These essays examine current economic practices in the light of a feminist understanding of gender differences as socially constructed rather than based on essential male and female characteristics. The authors use this concept of gender, along with feminist readings of rhetoric and the history of science, as well as postmodernist theory and personal experience as economists, to analyze the boundaries, assumptions, and methods of neoclassical, socialist, and institutionalist economics.
The contributors are Rebecca M. Blank, Paula England, Marianne A. Ferber, Nancy Folbre, Ann L. Jennings, Helen E. Longino, Donald N. McCloskey, Julie A. Nelson, Robert M. Solow, Diana Strassmann, and Rhonda M. Williams.
|Introduction: The Social Construction of Economics and the Social Construction of Gender||1|
|1||The Study of Choice or the Study of Provisioning? Gender and the Definition of Economics||23|
|2||The Separative Self: Androcentric Bias in Neoclassical Assumptions||37|
|3||Not a Free Market: The Rhetoric of Disciplinary Authority in Economics||54|
|4||Some Consequences of a Conjective Economics||69|
|5||Socialism, Feminist and Scientific||94|
|6||Public or Private? Institutional Economics and Feminism||111|
|7||Discussion and Challenges||131|
|What Should Mainstream Economists Learn from Feminist Theory?||133|
|Race, Deconstruction, and the Emergent Agenda of Feminist Economic Theory||144|
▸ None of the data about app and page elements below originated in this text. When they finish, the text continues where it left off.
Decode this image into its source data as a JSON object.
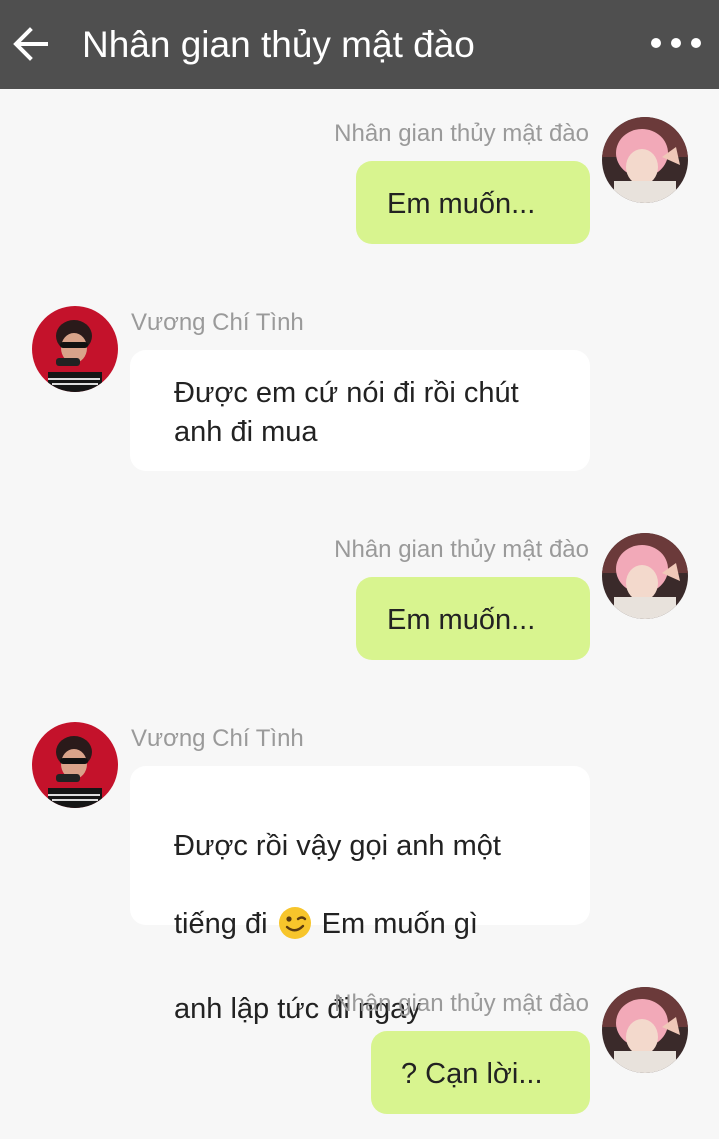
{
  "header": {
    "title": "Nhân gian thủy mật đào",
    "back_icon": "back-arrow-icon",
    "more_icon": "more-dots-icon"
  },
  "messages": [
    {
      "sender": "Nhân gian thủy mật đào",
      "side": "right",
      "text": "Em muốn..."
    },
    {
      "sender": "Vương Chí Tình",
      "side": "left",
      "text": "Được em cứ nói đi rồi chút\nanh đi mua"
    },
    {
      "sender": "Nhân gian thủy mật đào",
      "side": "right",
      "text": "Em muốn..."
    },
    {
      "sender": "Vương Chí Tình",
      "side": "left",
      "text_line1": "Được rồi vậy gọi anh một",
      "text_line2_a": "tiếng đi",
      "emoji": "winking-face",
      "text_line2_b": "Em muốn gì",
      "text_line3": "anh lập tức đi ngay"
    },
    {
      "sender": "Nhân gian thủy mật đào",
      "side": "right",
      "text": "? Cạn lời..."
    }
  ],
  "colors": {
    "header_bg": "#4f4f4f",
    "page_bg": "#f7f7f7",
    "bubble_green": "#d8f48f",
    "bubble_white": "#ffffff",
    "name_gray": "#9a9a9a"
  }
}
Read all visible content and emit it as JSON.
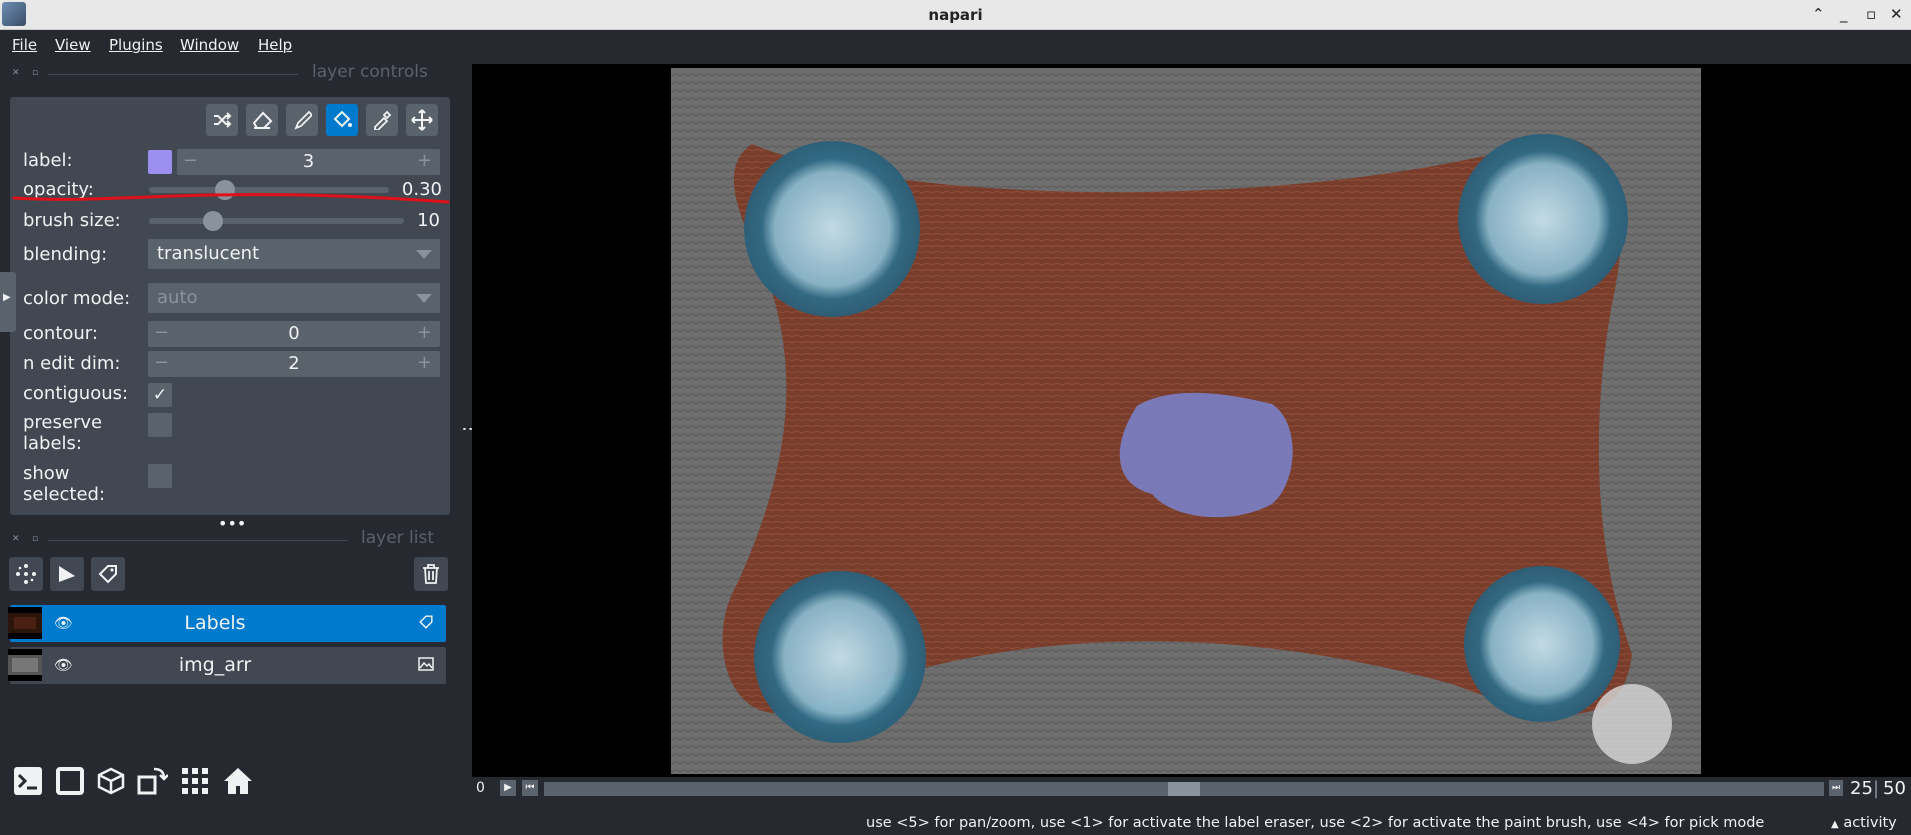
{
  "window": {
    "title": "napari"
  },
  "menu": [
    "File",
    "View",
    "Plugins",
    "Window",
    "Help"
  ],
  "docks": {
    "layer_controls_title": "layer controls",
    "layer_list_title": "layer list"
  },
  "controls": {
    "label": {
      "label": "label:",
      "value": "3",
      "swatch_color": "#9d8ff0"
    },
    "opacity": {
      "label": "opacity:",
      "value": "0.30",
      "fraction": 0.3
    },
    "brush_size": {
      "label": "brush size:",
      "value": "10"
    },
    "blending": {
      "label": "blending:",
      "value": "translucent"
    },
    "color_mode": {
      "label": "color mode:",
      "value": "auto"
    },
    "contour": {
      "label": "contour:",
      "value": "0"
    },
    "n_edit_dim": {
      "label": "n edit dim:",
      "value": "2"
    },
    "contiguous": {
      "label": "contiguous:",
      "checked": true
    },
    "preserve_labels": {
      "label_1": "preserve",
      "label_2": "labels:",
      "checked": false
    },
    "show_selected": {
      "label_1": "show",
      "label_2": "selected:",
      "checked": false
    }
  },
  "tools": [
    "shuffle-icon",
    "eraser-icon",
    "paint-brush-icon",
    "fill-bucket-icon",
    "color-picker-icon",
    "pan-zoom-icon"
  ],
  "layers": [
    {
      "name": "Labels",
      "selected": true,
      "type_icon": "label-tag-icon"
    },
    {
      "name": "img_arr",
      "selected": false,
      "type_icon": "image-icon"
    }
  ],
  "dims": {
    "start": "0",
    "current": "25",
    "total": "50",
    "position_fraction": 0.5
  },
  "status": {
    "message": "use <5> for pan/zoom, use <1> for activate the label eraser, use <2> for activate the paint brush, use <4> for pick mode",
    "activity": "activity"
  },
  "colors": {
    "accent": "#007acc",
    "background": "#262930",
    "panel": "#414851",
    "annotation_red": "#e0101a"
  }
}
|Feminist Theory, Women's Experience, and Economics||153|
|Economics for Whom?||158|